Good standards organizations are like fine watchmakers. The watchmaker’s business is to create a quality timepiece, to know all its components from start to finish, to understand its intricacies, inside out and upside down. The wearer, on the other hand, or the user, is not so much concerned with why or how the watch continues to tick or give the accurate time, so long as it does. Therein lies the similarity.
Like watches, standards are products the inner workings of which are largely invisible, the design, production, and maintenance of which is left to the province of specialists. If both businesses do their jobs well, their customers stand to benefit from a quality product at an affordable price. Interestingly enough, it is here that we reach a point of divergence. There is no cry among the users of watches that watches should be free. I have heard this, however, said of standards. This idea deserves exploration.
Let’s start by taking a look at the standards factory. It is exactly like a company or government agency in the sense that it functions like a business. It employs people, operates within a budget, manages a production line, and delivers a service. “But wait,” say some users. “We are part of the work force. Then we have to buy the standards we help create.” Exactly. That is why they are called stakeholders. Companies call them stockholders. Government agencies call them advisors. Advisors pay taxes, stockholders buy products, and stakeholders buy standards; but they are not mere customers. They are investors. The return on their investment is a product that reflects their desires and furthers their own business goals.
Like any business, if a standards organization is going to be viable, it will operate according to a well-thought-out plan, or business model. There are various models, but every model has one thing in common, one indispensable factor: a well-defined source of revenue. Government agencies are supported by taxes, companies by profits from the sale of goods. And standards developing organizations? Their models and sources run the gamutfrom membership dues to government subsidies, to certification fees, to the sale of documents, to creative combinations of these. Look to each standards organization for its model.
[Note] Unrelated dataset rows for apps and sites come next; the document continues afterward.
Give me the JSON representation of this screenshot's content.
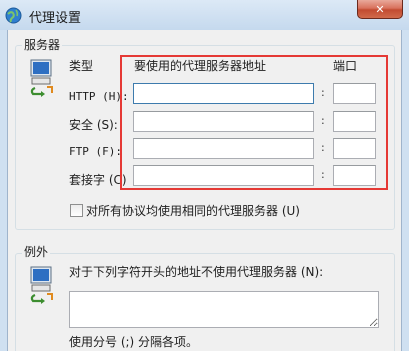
{
  "window": {
    "title": "代理设置",
    "close_symbol": "✕",
    "app_icon": "proxy-settings-icon"
  },
  "servers": {
    "group_title": "服务器",
    "icon": "network-computer-icon",
    "col_type": "类型",
    "col_address": "要使用的代理服务器地址",
    "col_port": "端口",
    "rows": [
      {
        "label": "HTTP (H):",
        "address": "",
        "port": ""
      },
      {
        "label": "安全 (S):",
        "address": "",
        "port": ""
      },
      {
        "label": "FTP (F):",
        "address": "",
        "port": ""
      },
      {
        "label": "套接字 (C)",
        "address": "",
        "port": ""
      }
    ],
    "port_separator": ":",
    "same_proxy_label": "对所有协议均使用相同的代理服务器 (U)",
    "same_proxy_checked": false,
    "highlight_color": "#e53935"
  },
  "exceptions": {
    "group_title": "例外",
    "icon": "network-computer-icon",
    "label": "对于下列字符开头的地址不使用代理服务器 (N):",
    "value": "",
    "hint": "使用分号 (;) 分隔各项。"
  }
}
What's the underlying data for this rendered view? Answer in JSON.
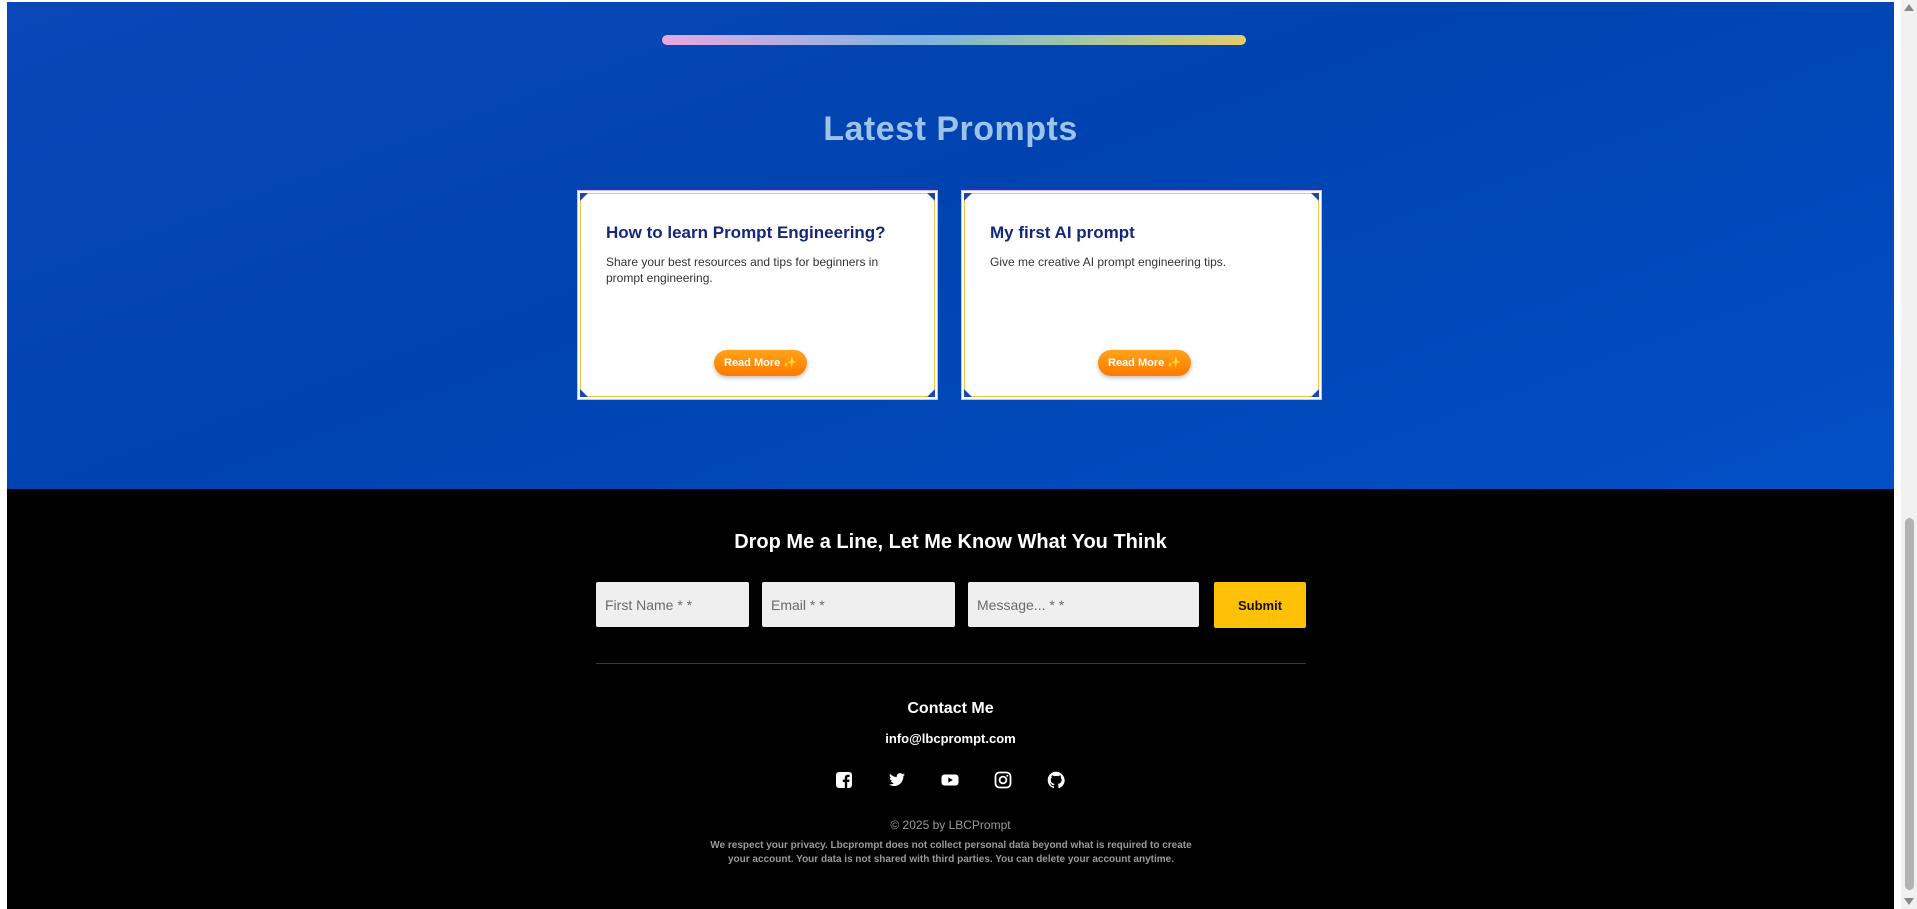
{
  "prompts": {
    "title": "Latest Prompts",
    "cards": [
      {
        "title": "How to learn Prompt Engineering?",
        "body": "Share your best resources and tips for beginners in prompt engineering.",
        "button_label": "Read More ✨"
      },
      {
        "title": "My first AI prompt",
        "body": "Give me creative AI prompt engineering tips.",
        "button_label": "Read More ✨"
      }
    ]
  },
  "footer": {
    "title": "Drop Me a Line, Let Me Know What You Think",
    "form": {
      "first_name_placeholder": "First Name * *",
      "email_placeholder": "Email * *",
      "message_placeholder": "Message... * *",
      "submit_label": "Submit"
    },
    "contact": {
      "title": "Contact Me",
      "email": "info@lbcprompt.com"
    },
    "social_icons": [
      "facebook-icon",
      "twitter-icon",
      "youtube-icon",
      "instagram-icon",
      "github-icon"
    ],
    "copyright": "© 2025 by LBCPrompt",
    "privacy": "We respect your privacy. Lbcprompt does not collect personal data beyond what is required to create your account. Your data is not shared with third parties. You can delete your account anytime."
  },
  "colors": {
    "hero_background": "#0043b0",
    "section_title": "#9ec3e9",
    "card_title": "#14277d",
    "read_more_button": "#ff8c00",
    "footer_background": "#000000",
    "submit_button": "#ffc107"
  }
}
But understand that while documents may be “free,” standards have to be made, like watches.
The question is not one of free standards. That is only a piece of the puzzle, a variable that must be factored into a larger plan. The ASTM business model designates the sale of documents as the source for the greater part of its revenue. The adoption of this model was a conscious corporate decision, a model chosen for its many advantages. Tested and not found wanting, it has made ASTM one of the most financially stable organizations of its kind. That is not to say that the idea of different funding mechanisms for different deliverables is not worth discussion. It is. The broader issue of fiscal policy, however, is universal. No standards organization in the world can avoid it; no standardization system in the world can operate without resolving it. Fortunately, in the United States, it’s a matter of choice.
James A. Thomas
President, ASTM International
Copyright 2001, ASTM International